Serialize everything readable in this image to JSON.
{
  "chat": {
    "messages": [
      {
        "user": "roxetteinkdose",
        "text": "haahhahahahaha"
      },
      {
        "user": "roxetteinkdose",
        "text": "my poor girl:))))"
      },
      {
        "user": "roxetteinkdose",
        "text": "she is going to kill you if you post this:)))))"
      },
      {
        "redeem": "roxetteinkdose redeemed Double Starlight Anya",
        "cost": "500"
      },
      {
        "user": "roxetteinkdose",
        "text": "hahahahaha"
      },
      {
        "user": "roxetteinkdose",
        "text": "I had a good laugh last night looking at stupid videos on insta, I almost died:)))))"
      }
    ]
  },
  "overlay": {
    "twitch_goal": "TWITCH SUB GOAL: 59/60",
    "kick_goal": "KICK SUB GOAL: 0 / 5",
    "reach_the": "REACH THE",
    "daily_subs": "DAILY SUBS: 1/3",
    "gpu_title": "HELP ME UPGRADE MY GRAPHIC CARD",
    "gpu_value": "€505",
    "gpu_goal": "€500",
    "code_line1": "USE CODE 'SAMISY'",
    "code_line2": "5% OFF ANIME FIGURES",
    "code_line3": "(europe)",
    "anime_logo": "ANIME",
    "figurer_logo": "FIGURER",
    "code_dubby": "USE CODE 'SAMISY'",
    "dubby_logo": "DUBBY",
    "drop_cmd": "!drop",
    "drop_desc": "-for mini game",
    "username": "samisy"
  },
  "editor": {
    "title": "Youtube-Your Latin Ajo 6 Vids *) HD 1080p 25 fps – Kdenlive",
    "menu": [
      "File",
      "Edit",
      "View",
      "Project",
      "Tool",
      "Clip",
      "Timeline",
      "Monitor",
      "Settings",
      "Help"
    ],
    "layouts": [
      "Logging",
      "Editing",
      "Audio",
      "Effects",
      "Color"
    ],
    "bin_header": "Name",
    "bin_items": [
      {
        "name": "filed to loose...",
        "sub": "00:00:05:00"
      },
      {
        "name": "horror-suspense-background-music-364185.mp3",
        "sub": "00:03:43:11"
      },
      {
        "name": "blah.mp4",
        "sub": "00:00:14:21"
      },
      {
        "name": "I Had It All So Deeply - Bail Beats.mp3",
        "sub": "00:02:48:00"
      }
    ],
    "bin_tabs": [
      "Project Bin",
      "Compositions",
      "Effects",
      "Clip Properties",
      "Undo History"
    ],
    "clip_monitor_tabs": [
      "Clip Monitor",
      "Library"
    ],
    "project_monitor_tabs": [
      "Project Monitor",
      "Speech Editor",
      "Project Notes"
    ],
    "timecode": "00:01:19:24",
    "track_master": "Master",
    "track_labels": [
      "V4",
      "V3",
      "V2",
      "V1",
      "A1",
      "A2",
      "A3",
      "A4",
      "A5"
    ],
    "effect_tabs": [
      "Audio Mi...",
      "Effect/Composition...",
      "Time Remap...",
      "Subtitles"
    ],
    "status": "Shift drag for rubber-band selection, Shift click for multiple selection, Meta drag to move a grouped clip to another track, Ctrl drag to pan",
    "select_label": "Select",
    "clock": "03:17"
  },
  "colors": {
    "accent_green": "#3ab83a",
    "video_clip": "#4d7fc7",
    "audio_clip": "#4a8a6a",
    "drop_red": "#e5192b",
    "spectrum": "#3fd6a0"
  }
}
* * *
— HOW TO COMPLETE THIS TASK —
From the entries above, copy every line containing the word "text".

— YOUR RESPONSE —
        "text": "haahhahahahaha"
        "text": "my poor girl:))))"
        "text": "she is going to kill you if you post this:)))))"
        "text": "hahahahaha"
        "text": "I had a good laugh last night looking at stupid videos on insta, I almost died:)))))"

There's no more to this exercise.